1.5 Governor valve relays - part 2
The function of the servo-valve is to provide an output flow rate of hydraulic fluid proportional to the input current. The input current, derived by the governor servo-amplifier is applied to the coils of a force motor thereby deflecting the armature and drive arm mounted in a flexure tube. The high pressure supply is filtered and supplied via orifices to the boost chambers and at either end of the spool.
The fluid from each boost chamber is cross-connected via porting to the reverse ends of the servo-spool. It travels down the centre of the spool and returns to low pressure via the drain port. The deflection of the drive arm will block one or other of the nozzles and create a high pressure in one boost chamber and a low pressure in the other, thus creating a force to move the servo-spool until the pressures are equalised. The spool deflection is thus proportional to the drive arm deflection which is itself proportional to the current. In the diagram, the servo-spool is shown in the central position with the control ports blanked-off. This is referred to as the 'null position'. When the spool moves, one control port is opened to the supply port and the other opens to the drain port. The flow rate is proportional to the spool deflection.
When connected as a position controller, as shown diagrammatically, the null position of the spool corresponds to the condition of equal 'demanded' and 'actual' positions. Any discrepancy with the position measured by the LVDT causes a current to flow, resulting in a hydraulic fluid flow to the power piston until the required position is achieved.
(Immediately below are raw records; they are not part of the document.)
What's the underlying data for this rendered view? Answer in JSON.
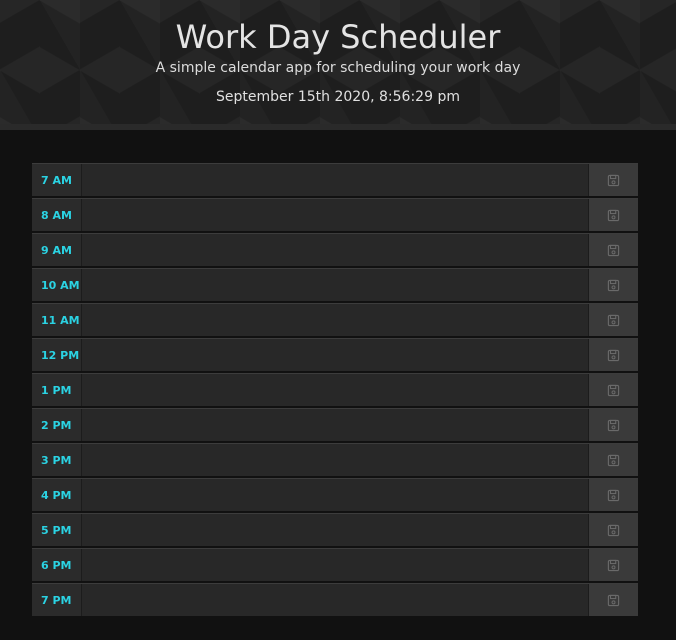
{
  "header": {
    "title": "Work Day Scheduler",
    "subtitle": "A simple calendar app for scheduling your work day",
    "current_day": "September 15th 2020, 8:56:29 pm"
  },
  "colors": {
    "hour_label": "#2bd3e3",
    "background": "#111111",
    "row_background": "#282828",
    "save_button": "#3a3a3a"
  },
  "save_icon": "floppy-disk-icon",
  "time_blocks": [
    {
      "hour": "7 AM",
      "text": ""
    },
    {
      "hour": "8 AM",
      "text": ""
    },
    {
      "hour": "9 AM",
      "text": ""
    },
    {
      "hour": "10 AM",
      "text": ""
    },
    {
      "hour": "11 AM",
      "text": ""
    },
    {
      "hour": "12 PM",
      "text": ""
    },
    {
      "hour": "1 PM",
      "text": ""
    },
    {
      "hour": "2 PM",
      "text": ""
    },
    {
      "hour": "3 PM",
      "text": ""
    },
    {
      "hour": "4 PM",
      "text": ""
    },
    {
      "hour": "5 PM",
      "text": ""
    },
    {
      "hour": "6 PM",
      "text": ""
    },
    {
      "hour": "7 PM",
      "text": ""
    }
  ]
}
To avoid stiction of the valve it is usual practice to superimpose a 'dither' current on the servo-valve amplifier output. This is a medium frequency (1 kHz) low amplitude current which plays no part in the overall position control, but keeps the servo-valve spool in a 'live' condition, the effect being to vibrate it by a negligible amplitude at the 'dither' frequency.